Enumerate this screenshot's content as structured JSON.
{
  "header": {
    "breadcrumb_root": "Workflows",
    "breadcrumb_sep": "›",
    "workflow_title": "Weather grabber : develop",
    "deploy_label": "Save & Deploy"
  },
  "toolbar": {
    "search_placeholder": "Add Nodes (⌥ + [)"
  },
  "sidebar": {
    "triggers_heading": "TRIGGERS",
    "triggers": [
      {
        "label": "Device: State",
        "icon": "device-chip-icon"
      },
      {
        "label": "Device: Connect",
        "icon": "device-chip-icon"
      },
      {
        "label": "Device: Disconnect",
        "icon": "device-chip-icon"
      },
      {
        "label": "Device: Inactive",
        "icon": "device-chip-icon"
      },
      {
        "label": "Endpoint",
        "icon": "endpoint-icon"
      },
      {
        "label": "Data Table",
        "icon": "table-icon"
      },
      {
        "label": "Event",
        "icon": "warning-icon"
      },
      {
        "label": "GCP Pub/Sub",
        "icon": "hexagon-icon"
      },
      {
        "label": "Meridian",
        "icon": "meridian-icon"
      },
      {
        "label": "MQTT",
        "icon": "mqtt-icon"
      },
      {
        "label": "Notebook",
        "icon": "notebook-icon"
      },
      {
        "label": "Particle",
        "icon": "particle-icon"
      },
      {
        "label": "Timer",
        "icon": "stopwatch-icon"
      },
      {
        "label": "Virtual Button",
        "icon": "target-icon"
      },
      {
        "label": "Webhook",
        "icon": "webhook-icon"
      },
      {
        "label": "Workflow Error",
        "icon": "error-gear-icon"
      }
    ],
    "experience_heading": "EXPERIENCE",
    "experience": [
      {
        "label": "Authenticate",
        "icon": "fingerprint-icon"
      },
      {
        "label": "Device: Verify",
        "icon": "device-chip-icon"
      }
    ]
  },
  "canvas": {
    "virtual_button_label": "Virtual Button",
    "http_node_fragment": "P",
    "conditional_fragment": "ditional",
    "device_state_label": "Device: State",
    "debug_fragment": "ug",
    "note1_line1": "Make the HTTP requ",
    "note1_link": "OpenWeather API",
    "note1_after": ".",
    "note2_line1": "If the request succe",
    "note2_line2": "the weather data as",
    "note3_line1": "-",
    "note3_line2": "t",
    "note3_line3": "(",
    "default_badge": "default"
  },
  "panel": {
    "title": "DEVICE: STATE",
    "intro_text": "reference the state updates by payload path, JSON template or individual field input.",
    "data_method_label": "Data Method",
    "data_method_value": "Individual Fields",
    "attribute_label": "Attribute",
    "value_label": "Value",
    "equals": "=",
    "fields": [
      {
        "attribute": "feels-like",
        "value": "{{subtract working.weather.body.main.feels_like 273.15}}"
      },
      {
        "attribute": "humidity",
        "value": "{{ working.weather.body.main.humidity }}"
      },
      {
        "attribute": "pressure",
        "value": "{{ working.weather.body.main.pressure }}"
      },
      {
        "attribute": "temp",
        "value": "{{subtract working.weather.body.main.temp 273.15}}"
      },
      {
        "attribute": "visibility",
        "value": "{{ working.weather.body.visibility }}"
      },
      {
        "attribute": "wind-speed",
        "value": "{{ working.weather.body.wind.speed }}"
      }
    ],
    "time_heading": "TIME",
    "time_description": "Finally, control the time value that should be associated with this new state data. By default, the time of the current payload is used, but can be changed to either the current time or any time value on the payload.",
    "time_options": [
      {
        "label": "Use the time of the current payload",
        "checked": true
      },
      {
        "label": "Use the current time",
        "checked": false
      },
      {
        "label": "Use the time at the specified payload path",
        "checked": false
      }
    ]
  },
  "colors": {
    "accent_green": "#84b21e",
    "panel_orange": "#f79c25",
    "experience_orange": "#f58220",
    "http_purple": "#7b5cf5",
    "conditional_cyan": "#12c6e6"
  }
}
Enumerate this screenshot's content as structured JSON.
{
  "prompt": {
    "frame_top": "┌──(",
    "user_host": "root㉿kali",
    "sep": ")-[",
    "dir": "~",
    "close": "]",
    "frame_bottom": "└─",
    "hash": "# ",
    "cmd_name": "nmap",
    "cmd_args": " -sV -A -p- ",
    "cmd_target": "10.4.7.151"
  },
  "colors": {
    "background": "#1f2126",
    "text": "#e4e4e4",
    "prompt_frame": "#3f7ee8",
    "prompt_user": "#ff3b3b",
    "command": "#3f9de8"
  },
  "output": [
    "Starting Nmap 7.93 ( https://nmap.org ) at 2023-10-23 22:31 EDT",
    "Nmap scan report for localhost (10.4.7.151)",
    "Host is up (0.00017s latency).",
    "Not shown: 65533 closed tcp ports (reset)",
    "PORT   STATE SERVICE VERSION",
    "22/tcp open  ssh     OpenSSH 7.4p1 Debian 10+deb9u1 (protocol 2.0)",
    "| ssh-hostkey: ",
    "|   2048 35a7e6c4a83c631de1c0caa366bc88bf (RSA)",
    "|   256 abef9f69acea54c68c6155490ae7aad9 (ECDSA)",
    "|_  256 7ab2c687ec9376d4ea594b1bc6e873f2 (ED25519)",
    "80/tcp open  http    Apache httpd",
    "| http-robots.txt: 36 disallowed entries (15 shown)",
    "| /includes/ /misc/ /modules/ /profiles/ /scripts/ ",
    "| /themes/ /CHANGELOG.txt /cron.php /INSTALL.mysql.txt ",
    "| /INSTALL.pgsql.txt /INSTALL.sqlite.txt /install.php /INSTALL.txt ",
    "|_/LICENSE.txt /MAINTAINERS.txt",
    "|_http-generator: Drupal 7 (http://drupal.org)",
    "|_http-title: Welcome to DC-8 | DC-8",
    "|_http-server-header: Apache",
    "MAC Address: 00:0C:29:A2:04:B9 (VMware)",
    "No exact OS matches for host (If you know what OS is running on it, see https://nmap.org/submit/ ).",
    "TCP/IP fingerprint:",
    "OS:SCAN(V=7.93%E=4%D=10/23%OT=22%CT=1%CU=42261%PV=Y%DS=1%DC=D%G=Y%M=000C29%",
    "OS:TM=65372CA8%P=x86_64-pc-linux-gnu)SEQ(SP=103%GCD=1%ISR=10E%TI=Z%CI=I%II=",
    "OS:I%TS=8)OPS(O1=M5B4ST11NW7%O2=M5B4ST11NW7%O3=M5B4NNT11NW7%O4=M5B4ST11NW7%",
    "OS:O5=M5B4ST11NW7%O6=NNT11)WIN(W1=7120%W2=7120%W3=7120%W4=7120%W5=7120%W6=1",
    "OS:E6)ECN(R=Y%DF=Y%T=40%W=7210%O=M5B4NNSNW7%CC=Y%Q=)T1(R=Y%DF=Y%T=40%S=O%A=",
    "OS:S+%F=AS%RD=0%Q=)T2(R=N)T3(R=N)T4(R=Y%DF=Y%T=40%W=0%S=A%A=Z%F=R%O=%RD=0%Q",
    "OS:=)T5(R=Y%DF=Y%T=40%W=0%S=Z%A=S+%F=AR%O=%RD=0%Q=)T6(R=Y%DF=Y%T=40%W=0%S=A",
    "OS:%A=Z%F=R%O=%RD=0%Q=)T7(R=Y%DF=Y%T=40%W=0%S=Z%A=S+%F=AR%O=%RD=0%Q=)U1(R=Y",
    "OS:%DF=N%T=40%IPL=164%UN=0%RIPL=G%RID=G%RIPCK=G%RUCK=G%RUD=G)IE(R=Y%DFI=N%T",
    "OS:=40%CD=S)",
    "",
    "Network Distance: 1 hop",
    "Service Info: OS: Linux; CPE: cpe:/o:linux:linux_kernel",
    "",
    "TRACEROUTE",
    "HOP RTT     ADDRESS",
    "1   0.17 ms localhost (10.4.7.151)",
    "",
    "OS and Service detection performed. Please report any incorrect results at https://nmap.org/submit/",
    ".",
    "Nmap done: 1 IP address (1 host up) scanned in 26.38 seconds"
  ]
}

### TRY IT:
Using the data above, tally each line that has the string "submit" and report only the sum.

### ANSWER TO THIS PROBLEM:
2